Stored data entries

=== Section Start ===

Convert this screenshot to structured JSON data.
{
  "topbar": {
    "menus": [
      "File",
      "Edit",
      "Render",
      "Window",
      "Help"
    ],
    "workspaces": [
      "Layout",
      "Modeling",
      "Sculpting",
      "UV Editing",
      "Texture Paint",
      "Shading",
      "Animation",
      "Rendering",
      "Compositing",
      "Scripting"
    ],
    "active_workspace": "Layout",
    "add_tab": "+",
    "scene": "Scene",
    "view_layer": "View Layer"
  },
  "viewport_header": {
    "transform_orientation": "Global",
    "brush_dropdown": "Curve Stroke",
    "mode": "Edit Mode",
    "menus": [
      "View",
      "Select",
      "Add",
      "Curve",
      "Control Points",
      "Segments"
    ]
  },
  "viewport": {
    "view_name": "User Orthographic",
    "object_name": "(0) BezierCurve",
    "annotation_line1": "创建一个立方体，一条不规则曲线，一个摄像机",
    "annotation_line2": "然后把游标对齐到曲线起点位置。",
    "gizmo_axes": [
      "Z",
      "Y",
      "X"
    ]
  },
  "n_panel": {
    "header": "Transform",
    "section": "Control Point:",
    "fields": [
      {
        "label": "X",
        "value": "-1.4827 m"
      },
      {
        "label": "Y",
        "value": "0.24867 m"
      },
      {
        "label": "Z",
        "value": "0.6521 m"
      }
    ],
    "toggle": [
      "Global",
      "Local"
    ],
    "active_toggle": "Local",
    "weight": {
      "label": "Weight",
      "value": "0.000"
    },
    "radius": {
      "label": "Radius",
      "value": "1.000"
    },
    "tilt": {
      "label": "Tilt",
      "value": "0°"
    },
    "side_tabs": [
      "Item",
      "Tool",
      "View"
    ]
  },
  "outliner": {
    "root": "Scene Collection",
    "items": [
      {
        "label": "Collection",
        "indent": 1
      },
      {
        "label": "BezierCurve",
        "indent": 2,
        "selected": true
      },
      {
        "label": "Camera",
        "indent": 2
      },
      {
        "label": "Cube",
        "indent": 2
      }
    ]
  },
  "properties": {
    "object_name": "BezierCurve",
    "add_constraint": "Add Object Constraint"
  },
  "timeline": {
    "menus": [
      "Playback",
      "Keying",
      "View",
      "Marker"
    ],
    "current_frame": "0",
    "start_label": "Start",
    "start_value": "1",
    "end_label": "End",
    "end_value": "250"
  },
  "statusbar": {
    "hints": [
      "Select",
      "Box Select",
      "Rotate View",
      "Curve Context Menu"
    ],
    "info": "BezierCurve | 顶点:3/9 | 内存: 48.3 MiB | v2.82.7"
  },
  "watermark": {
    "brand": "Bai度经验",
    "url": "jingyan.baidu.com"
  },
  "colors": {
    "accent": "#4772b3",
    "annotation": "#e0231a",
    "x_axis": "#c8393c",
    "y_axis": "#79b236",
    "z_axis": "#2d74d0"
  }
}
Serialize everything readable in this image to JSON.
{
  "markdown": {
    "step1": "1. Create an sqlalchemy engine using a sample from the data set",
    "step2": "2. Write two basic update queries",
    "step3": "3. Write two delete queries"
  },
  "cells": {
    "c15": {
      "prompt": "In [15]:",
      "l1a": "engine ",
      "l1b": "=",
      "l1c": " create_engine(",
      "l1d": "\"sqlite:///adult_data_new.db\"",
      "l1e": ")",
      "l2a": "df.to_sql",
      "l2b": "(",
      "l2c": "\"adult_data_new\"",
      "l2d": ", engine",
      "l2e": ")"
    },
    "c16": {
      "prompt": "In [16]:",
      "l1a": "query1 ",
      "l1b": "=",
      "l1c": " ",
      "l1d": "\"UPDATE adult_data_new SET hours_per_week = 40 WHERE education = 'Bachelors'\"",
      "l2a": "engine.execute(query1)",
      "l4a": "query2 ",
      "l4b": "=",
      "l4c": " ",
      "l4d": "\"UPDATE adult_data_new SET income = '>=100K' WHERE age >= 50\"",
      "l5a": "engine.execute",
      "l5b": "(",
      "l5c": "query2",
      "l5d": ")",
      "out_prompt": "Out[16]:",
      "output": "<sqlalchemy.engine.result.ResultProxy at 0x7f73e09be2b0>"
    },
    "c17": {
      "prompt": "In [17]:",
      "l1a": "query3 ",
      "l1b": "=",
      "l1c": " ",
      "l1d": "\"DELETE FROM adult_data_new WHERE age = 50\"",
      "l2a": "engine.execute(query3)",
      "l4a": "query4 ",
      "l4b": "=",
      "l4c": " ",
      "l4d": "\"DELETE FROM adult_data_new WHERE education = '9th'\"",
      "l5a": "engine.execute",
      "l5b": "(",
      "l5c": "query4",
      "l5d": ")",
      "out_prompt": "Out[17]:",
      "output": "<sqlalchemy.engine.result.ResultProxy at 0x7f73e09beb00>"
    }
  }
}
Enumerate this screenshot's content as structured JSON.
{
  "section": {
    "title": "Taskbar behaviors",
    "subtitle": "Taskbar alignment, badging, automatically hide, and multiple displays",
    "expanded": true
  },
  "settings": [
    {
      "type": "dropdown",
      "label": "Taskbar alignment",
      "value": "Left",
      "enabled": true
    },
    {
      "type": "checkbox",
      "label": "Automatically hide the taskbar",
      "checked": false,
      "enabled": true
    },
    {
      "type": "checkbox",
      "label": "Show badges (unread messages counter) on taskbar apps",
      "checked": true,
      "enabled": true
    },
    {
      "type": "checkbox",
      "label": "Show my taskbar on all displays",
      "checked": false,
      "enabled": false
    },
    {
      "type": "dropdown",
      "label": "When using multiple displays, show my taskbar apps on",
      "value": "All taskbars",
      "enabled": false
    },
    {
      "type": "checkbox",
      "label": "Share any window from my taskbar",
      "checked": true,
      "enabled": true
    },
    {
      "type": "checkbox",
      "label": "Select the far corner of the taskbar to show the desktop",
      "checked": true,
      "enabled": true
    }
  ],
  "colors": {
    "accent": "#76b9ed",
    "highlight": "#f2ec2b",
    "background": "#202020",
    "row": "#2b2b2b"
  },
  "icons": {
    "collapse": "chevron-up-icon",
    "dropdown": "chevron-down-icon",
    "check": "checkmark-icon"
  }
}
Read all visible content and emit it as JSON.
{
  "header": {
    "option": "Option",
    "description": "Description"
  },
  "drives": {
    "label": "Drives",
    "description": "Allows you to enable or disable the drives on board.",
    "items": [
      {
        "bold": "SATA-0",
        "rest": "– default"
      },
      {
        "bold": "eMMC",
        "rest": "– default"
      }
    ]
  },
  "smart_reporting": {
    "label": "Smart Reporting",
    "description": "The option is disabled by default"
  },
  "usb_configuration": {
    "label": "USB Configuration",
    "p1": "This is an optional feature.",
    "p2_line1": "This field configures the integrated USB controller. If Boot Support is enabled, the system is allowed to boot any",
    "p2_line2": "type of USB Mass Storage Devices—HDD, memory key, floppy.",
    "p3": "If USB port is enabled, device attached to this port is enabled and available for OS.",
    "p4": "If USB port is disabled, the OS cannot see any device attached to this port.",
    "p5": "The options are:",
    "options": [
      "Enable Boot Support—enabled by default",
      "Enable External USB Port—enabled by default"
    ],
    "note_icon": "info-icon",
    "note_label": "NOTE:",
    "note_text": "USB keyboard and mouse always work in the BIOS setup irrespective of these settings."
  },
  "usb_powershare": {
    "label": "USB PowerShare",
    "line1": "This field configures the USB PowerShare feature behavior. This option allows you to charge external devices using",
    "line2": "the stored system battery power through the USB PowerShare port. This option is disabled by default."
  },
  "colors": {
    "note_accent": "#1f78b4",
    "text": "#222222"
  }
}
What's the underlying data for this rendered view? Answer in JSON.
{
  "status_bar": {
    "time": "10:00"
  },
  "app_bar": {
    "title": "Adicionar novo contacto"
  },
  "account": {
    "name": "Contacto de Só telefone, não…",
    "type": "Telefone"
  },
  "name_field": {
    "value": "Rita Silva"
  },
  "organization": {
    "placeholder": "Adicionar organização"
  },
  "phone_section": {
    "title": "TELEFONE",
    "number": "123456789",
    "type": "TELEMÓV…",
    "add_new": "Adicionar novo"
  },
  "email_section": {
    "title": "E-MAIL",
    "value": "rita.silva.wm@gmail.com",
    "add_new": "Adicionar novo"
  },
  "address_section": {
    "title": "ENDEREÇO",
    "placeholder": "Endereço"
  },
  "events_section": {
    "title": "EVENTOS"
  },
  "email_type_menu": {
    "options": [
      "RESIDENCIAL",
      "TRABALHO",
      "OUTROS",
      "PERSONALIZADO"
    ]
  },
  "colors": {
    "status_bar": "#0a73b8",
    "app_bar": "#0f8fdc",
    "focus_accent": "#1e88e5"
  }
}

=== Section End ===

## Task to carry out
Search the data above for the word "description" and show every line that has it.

## Answer for this exercise
    "description": "Description"
    "description": "Allows you to enable or disable the drives on board.",
    "description": "The option is disabled by default"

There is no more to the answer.